What this task involves: Read the material below. Count the lines containing "text" and give that count alone.

Supplied data:
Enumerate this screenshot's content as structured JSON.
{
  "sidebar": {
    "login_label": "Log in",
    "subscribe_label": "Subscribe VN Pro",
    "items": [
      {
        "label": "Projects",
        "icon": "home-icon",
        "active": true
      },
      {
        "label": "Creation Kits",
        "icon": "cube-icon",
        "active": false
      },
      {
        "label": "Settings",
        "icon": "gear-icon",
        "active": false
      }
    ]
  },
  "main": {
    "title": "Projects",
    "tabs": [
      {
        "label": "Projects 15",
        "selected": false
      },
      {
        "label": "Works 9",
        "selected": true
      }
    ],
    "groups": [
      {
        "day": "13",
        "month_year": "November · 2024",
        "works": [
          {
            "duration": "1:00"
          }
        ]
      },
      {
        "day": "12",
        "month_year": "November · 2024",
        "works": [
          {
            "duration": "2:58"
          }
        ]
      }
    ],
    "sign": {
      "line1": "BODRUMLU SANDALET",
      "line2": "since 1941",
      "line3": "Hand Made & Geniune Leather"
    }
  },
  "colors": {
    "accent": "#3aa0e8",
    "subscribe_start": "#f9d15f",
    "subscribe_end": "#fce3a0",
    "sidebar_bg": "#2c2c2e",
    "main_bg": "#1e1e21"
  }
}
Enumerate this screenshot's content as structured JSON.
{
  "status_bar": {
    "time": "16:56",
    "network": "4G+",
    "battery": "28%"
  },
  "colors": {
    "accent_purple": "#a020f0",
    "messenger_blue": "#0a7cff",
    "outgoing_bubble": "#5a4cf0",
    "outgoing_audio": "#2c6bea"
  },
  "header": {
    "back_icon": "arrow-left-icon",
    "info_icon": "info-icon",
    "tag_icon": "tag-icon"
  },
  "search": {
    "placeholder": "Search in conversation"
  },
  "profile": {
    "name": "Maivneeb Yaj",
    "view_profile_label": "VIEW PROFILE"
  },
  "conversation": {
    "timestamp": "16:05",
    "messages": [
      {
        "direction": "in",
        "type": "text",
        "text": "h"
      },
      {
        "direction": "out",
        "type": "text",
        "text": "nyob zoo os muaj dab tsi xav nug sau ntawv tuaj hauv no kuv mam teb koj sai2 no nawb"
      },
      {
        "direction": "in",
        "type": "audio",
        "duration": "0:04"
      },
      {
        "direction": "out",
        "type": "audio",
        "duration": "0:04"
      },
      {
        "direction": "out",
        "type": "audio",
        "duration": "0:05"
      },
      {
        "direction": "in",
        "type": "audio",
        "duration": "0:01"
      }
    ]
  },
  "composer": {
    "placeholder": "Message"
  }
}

Task solution: 4